(One more video from @TheDailyShow if you are interested! There are four in total!)





A Tale of Two Ganges: Musings on Muesli and the Holiest River in the World

After a proper send off to the NOLS India team in Raniket, I caught an overnight train from Kothgodam to Haridwar-a city situated around the banks of the holy river Ganges. This most sacred river to Hindus is worshipped as the goddess Ganga and is the embodiment of all blessed waters in Hindu mythology. The Ganges represents purification and atonement, is referred to as “Mother Ganga” for her acceptance and forgiveness, and serves as the vehicle for ascent of the human form from earth to heaven. In sum- the Ganges is the be-all, end-all for Hindus in India.

In Haridwar, the Ganges enters the Indo-Gangetic plains of North India for the first time, so the water is fast moving, high volume, and has passed through fewer cities (read: less pollution than Varanasi). Haridwar is known as one of the seven holiest places in India based on the myth that it is one of the four locations where drops of the elixir of immortality were spilled. Specifically, the elixir was supposedly spilled at the current location of the Har-Ki-Pauri, “footsteps of the Lord,” the most sacred ghat (series of steps leading to a holy body of water) in the city.

hari ki pauri

All this is to say- Haridwar is an Indian tourist destination, not a Western one. We encountered a handful of Western (read: white) tourists during our two days in the city. There is a flourishing tourist industry in Haridwar, but entirely Indian-centric. The streets were filled with vendors, most of which focused on Ganges paraphernalia- flowers and incense to send down the river, vessels for capturing some holy water for the mantle back home, etc.
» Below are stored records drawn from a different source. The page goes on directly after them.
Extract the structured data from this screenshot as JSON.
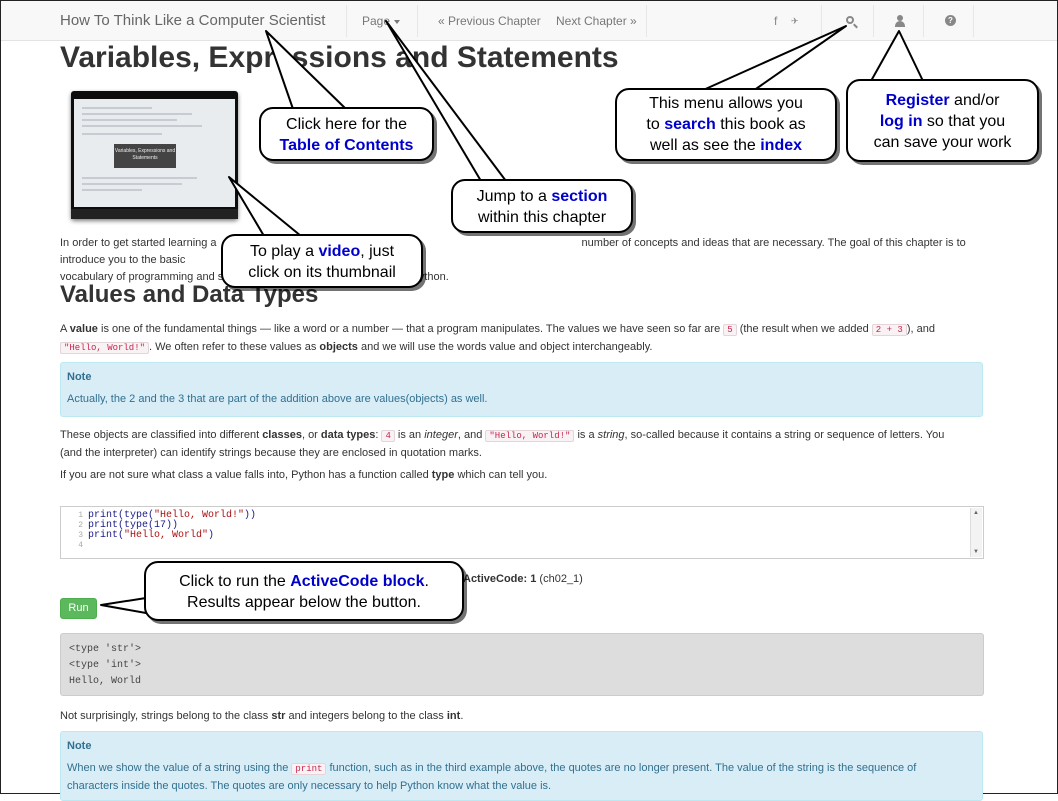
{
  "navbar": {
    "brand": "How To Think Like a Computer Scientist",
    "page_menu": "Page",
    "prev_chapter": "« Previous Chapter",
    "next_chapter": "Next Chapter »",
    "social": "f",
    "social2": "✈"
  },
  "content": {
    "title": "Variables, Expressions and Statements",
    "video_title": "Variables, Expressions and Statements",
    "intro_1": "In order to get started learning a",
    "intro_1b": "number of concepts and ideas that are necessary. The goal of this chapter is to introduce you to the basic",
    "intro_2a": "vocabulary of programming and s",
    "intro_2b": "of Python.",
    "section_title": "Values and Data Types",
    "para1_a": "A ",
    "para1_value": "value",
    "para1_b": " is one of the fundamental things — like a word or a number — that a program manipulates. The values we have seen so far are ",
    "para1_code1": "5",
    "para1_c": " (the result when we added ",
    "para1_code2": "2 + 3",
    "para1_d": "), and",
    "para1_code3": "\"Hello, World!\"",
    "para1_e": ". We often refer to these values as ",
    "para1_objects": "objects",
    "para1_f": " and we will use the words value and object interchangeably.",
    "note1_title": "Note",
    "note1_body": "Actually, the 2 and the 3 that are part of the addition above are values(objects) as well.",
    "para2_a": "These objects are classified into different ",
    "para2_classes": "classes",
    "para2_b": ", or ",
    "para2_datatypes": "data types",
    "para2_c": ": ",
    "para2_code1": "4",
    "para2_d": " is an ",
    "para2_integer": "integer",
    "para2_e": ", and ",
    "para2_code2": "\"Hello, World!\"",
    "para2_f": " is a ",
    "para2_string": "string",
    "para2_g": ", so-called because it contains a string or sequence of letters. You",
    "para2_line2": "(and the interpreter) can identify strings because they are enclosed in quotation marks.",
    "para3_a": "If you are not sure what class a value falls into, Python has a function called ",
    "para3_type": "type",
    "para3_b": " which can tell you.",
    "editor": {
      "line_numbers": [
        "1",
        "2",
        "3",
        "4"
      ],
      "lines": [
        "print(type(\"Hello, World!\"))",
        "print(type(17))",
        "print(\"Hello, World\")",
        ""
      ]
    },
    "activecode_label": "ActiveCode: 1",
    "activecode_id": "(ch02_1)",
    "run_label": "Run",
    "output_lines": [
      "<type 'str'>",
      "<type 'int'>",
      "Hello, World"
    ],
    "para4_a": "Not surprisingly, strings belong to the class ",
    "para4_str": "str",
    "para4_b": " and integers belong to the class ",
    "para4_int": "int",
    "para4_c": ".",
    "note2_title": "Note",
    "note2_a": "When we show the value of a string using the ",
    "note2_code": "print",
    "note2_b": " function, such as in the third example above, the quotes are no longer present. The value of the string is the sequence of",
    "note2_line2": "characters inside the quotes. The quotes are only necessary to help Python know what the value is."
  },
  "callouts": {
    "toc_1": "Click here for the",
    "toc_2": "Table of Contents",
    "section_1a": "Jump to a ",
    "section_1b": "section",
    "section_2": "within this chapter",
    "search_1": "This menu allows you",
    "search_2a": "to ",
    "search_2b": "search",
    "search_2c": " this book as",
    "search_3a": "well as see the ",
    "search_3b": "index",
    "register_1a": "Register",
    "register_1b": " and/or",
    "register_2a": "log in",
    "register_2b": " so that you",
    "register_3": "can save your work",
    "video_1a": "To play a ",
    "video_1b": "video",
    "video_1c": ", just",
    "video_2": "click on its thumbnail",
    "run_1a": "Click to run the ",
    "run_1b": "ActiveCode block",
    "run_1c": ".",
    "run_2": "Results appear below the button."
  },
  "colors": {
    "accent": "#0000cc",
    "note_bg": "#d9edf7",
    "run_button": "#5cb85c"
  }
}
We ended up hiking about 4km to visit a Hindu temple at the top of a hill and were accompanied by hundreds of Indians sweating their way up the same pilgrimage.

On Sunday night, we headed down to the dusk ceremony at Har-Ki-Pauri along with thousands of Indians along the banks of the Ganges. It was hard to understand exactly what was happening, as the crowds were large and the ceremony unfamiliar, but many things were poured into the river, many things were lit on fire, and many photos were taken. While the rituals themselves escaped me, I felt a very authentic, spiritual awareness present in Haridwar. Indians had traveled from far distances to visit the local temples, bathe in the holy waters, and witness the Har-Ki-Pauri twice daily ceremony. It was very, uniquely Indian.

har ki pauri_3

In contrast, our next stop on the tour was Rishikesh, another city located on the banks of the holy Ganges. Rishikesh is world-renown for a very non-Indian phenomena- namely the Beatles White Album, which they composed in a local ashram (read: yoga sanctuary) in the late sixties. While also a holy city, with numerous Hindu temples and hoards of Indian tourists, it exudes a different energy than that of Haridwar. Characterized by the overwhelming presence of Western-themed restaurants featuring a plethora of muesli (seriously, i’ve never seen an item so prevalent!), German cakes, and Italian offerings, and seemingly overrun with dreadlocks, Rishikesh stands in stark contrast to our other Ganges experience.


It goes without saying that Rishikesh was a very beautiful and “easy” place to reside and thus the concentration of westerners seems logical given the amenities of the locale. There are yoga studios on every corner and ashrams around every bend. The main contrast to Haridwar, was this obvious catering to Western interests. The Indian tourists seemed to venture onto the “Western banks” to visit temples or set up their white water raft down the Ganges (Yes- I rafted the Ganges, and it was really fun!), but there was much less a feeling of pilgrimage, religion, and ritual. Not necessarily a bad thing, just very different.


But the sunsets were spectacular, the beaches pristine, and the wifi plentiful.